- BRIEF: The pictures stay out; everything else in the entries below must be returned exactly.

┌─ INPUT RECORDS

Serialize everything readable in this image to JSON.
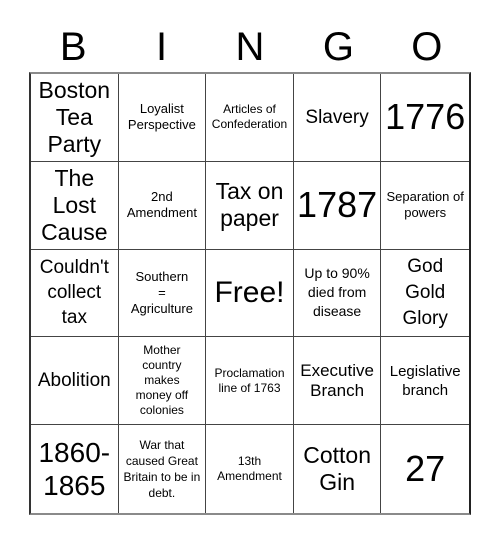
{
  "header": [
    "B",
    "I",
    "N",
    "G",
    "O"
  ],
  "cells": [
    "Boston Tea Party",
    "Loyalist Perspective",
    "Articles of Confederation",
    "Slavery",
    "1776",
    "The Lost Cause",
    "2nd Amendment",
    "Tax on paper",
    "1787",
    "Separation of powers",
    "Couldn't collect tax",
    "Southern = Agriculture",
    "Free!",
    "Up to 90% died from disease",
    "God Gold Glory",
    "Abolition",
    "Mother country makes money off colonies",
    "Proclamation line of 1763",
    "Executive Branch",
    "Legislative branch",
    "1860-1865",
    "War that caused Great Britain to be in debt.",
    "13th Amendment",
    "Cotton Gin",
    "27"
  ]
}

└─

- PROBLEM SOLUTION:
Serialize everything readable in this image to JSON.
{
  "header": [
    "B",
    "I",
    "N",
    "G",
    "O"
  ],
  "cells": [
    "Boston Tea Party",
    "Loyalist Perspective",
    "Articles of Confederation",
    "Slavery",
    "1776",
    "The Lost Cause",
    "2nd Amendment",
    "Tax on paper",
    "1787",
    "Separation of powers",
    "Couldn't collect tax",
    "Southern = Agriculture",
    "Free!",
    "Up to 90% died from disease",
    "God Gold Glory",
    "Abolition",
    "Mother country makes money off colonies",
    "Proclamation line of 1763",
    "Executive Branch",
    "Legislative branch",
    "1860-1865",
    "War that caused Great Britain to be in debt.",
    "13th Amendment",
    "Cotton Gin",
    "27"
  ]
}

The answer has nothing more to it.